X-Men Blue #16
Writer: Cullen Bunn
Artist: Thony Silas
Letter: Joe Caramanga
Colorist: Rain Beredo
Publisher: Marvel Comics
Review by Frank Lanza
After the nostalgia-fest that was the Mojo Worldwide story arc, Marvel Legacy continues the trip down memory lane in X-Men Blue #16. This issue kicks off the Cross Time Capers arc, and while seeing that title on the cover gave me the best Excalibur flashbacks a boy could hope for, that’s not exactly what we’re getting with this first issue.
Picking up right on the heels of the Mojo Worldwide conclusion, this issue finds our time-displaced X-Men, along with Jimmy Hudson and Bloodstorm, back at the Madripoor X-Mansion. Mojo’s hidden network is already up and broadcasting in the open despite his defeat last issue. The opening page begins with Magneto reeling from some kind of psychic attack, which then begins affecting other members of the team–from his daughter Polaris to Danger. He eventually summons Jean Grey and explains that their continued presence in the current timeline is causing their reality to collapse, and the only solution is to send the team back to their original timeline.
Now, I know you’ve probably heard (or read) this one already. These All-New X-Men already tried to go back to their original time once before you say? Yes, they did, and discovered their original selves already existed in the past, suggesting they were not only brought to the future but to a completely different timeline or dimension altogether. Or, perhaps Hank’s original attempt went bad. Spells can be tricky, you know? Either way, they don’t belong here, and Magneto has been secretly building a new time platform with Danger’s help. After watching Danger wink out of existence before their eyes, the X-Men decide to send themselves through time to save the current reality from imploding. I won’t spoil the ending, but where they end up at the conclusion of the issue will either be anther nostalgic love-letter for long-time Marvel readers or a groan-worthy experience for those that don’t remember these books so fondly.

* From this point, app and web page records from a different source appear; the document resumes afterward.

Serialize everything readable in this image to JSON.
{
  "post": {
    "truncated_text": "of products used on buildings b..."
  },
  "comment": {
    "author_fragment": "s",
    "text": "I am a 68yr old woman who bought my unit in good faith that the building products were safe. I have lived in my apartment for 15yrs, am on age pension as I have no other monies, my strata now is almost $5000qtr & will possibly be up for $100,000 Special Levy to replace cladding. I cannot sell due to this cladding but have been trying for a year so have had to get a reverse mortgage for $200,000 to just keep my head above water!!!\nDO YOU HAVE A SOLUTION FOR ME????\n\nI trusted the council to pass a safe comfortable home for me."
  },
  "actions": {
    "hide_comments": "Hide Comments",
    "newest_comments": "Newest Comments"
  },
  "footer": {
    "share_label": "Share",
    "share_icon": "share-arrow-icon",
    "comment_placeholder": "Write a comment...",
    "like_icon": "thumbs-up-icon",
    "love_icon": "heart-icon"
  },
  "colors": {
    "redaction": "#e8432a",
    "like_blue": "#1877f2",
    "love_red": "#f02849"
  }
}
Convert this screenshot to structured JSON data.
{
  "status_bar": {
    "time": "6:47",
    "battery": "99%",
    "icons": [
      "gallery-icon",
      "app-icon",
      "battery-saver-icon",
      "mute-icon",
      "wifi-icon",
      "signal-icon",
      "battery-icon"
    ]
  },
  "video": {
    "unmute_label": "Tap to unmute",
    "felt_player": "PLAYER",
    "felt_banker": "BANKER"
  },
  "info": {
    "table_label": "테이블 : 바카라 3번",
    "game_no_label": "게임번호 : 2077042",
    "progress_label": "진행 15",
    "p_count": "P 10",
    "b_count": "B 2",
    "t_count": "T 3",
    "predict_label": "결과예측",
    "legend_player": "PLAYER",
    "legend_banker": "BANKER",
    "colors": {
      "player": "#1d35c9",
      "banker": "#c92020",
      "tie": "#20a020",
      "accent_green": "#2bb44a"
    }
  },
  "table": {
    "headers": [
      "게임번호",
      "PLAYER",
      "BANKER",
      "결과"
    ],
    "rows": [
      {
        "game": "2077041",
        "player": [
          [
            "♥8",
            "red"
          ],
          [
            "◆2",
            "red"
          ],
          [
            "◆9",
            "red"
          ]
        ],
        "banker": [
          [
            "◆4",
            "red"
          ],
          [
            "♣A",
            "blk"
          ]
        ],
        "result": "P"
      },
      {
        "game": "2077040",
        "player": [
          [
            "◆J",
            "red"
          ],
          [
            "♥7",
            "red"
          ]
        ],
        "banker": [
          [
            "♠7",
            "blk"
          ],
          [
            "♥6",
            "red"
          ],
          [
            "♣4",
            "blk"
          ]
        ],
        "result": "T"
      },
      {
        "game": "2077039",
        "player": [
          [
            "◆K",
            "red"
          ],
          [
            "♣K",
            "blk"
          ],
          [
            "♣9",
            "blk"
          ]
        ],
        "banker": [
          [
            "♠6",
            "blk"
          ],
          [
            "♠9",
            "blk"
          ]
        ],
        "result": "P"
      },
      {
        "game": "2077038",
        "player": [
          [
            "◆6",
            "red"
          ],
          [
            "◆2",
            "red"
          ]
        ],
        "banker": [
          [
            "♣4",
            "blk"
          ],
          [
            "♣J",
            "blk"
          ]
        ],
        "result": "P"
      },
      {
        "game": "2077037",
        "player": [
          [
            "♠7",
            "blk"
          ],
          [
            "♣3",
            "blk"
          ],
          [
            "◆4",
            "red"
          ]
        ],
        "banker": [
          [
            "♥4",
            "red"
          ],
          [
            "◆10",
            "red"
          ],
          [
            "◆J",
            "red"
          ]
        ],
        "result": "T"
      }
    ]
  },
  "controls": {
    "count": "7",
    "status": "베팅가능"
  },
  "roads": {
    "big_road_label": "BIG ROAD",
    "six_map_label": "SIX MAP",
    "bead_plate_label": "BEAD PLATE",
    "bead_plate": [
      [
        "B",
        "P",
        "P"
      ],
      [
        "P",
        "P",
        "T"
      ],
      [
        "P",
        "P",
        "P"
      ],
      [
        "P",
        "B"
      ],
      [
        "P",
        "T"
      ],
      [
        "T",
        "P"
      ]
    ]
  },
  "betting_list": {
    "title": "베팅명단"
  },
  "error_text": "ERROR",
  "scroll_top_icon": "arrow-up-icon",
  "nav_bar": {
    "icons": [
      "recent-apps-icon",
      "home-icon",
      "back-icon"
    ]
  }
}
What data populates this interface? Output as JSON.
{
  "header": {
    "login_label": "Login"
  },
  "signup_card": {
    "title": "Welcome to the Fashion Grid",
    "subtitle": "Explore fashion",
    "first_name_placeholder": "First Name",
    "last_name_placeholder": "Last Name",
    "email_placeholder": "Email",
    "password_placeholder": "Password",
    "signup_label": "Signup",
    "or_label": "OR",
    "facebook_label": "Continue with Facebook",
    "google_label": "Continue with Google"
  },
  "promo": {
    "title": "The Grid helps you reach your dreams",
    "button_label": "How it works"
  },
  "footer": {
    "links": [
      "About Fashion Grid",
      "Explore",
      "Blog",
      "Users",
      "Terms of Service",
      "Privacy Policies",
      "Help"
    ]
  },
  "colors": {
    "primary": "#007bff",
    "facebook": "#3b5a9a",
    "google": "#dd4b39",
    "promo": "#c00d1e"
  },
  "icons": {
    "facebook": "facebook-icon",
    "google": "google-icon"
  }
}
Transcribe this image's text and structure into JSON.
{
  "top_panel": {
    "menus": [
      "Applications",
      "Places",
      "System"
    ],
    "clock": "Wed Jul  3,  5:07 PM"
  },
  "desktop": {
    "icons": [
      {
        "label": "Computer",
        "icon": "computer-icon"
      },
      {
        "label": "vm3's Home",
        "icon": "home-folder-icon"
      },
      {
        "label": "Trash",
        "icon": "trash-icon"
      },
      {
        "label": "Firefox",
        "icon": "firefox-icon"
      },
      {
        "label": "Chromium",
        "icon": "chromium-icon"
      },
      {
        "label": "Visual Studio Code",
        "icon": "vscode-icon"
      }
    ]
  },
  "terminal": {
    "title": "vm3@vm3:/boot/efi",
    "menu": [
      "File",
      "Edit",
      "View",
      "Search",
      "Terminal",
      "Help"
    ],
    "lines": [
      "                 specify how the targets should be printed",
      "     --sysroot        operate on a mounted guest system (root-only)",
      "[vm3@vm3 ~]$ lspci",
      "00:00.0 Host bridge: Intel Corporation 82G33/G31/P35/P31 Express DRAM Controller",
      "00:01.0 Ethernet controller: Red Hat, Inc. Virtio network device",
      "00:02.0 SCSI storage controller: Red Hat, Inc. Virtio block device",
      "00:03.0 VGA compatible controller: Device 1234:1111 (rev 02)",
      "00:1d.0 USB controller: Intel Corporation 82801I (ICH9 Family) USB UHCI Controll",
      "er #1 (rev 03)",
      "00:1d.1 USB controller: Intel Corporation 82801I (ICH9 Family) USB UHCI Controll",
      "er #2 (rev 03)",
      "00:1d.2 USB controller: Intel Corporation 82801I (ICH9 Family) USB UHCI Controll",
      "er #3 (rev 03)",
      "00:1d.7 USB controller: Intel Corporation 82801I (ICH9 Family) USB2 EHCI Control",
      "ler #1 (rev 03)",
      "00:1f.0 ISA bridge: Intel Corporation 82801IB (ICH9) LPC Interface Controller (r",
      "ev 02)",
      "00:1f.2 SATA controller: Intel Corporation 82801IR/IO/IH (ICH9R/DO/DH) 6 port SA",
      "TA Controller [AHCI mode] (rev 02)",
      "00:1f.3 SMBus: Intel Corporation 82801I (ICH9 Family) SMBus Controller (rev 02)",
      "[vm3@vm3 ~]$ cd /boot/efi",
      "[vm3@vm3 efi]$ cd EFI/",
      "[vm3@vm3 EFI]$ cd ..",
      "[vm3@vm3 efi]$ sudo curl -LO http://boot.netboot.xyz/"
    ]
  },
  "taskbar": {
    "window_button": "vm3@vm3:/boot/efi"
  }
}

Visually, this book holds up very well in the hands of Thony Silas. I don’t remember him handling the art duties on any X-book in recent memory, but I really enjoyed his cartoony, energetic style. It reminded me very much of Matteo Scalera’s work on Black Science. The color work by Beredo is vibrant and keeps the flow moving from page to page very well. I won’t be disappointed at all if this artistic team continues through this Cross Time Capers arc and gives us some continuity.
When Marvel announced that the original Jean Grey was returning, I figured it was only a matter of time before the All-New X-Men kids were shuffled back to their own timeline. There’s too many alternate versions of these characters running around as it is. Bloodstorm is neat but unnecessary, and I’ll be curious to see if Jimmy Hudson is quietly written out as well with both Old Man Logan and Logan vying for page time soon. It’s apparent that Marvel is determined to give long-time X-Fans like myself the goods that were promised when Legacy was announced, and it seems this issue is laying the groundwork for a return of the “original” characters while giving these new versions a proper exit out of the current Marvel U. Claremont and Davis’ Cross Time Caper was one of the best arcs of the original Excalibur series; we’ll see if this story can live up to the name!
Verdict: Buy it!
There are many reasons to jump on with this arc, but if you love the All-New X-Men team or want to see what their future will be in the new Marvel Legacy then I recommend picking up X-Men Blue #16, the first issue in the story arc. The art is worth it alone, and Bunn tones down the banter to give us a solid story that moves quickly towards its destination.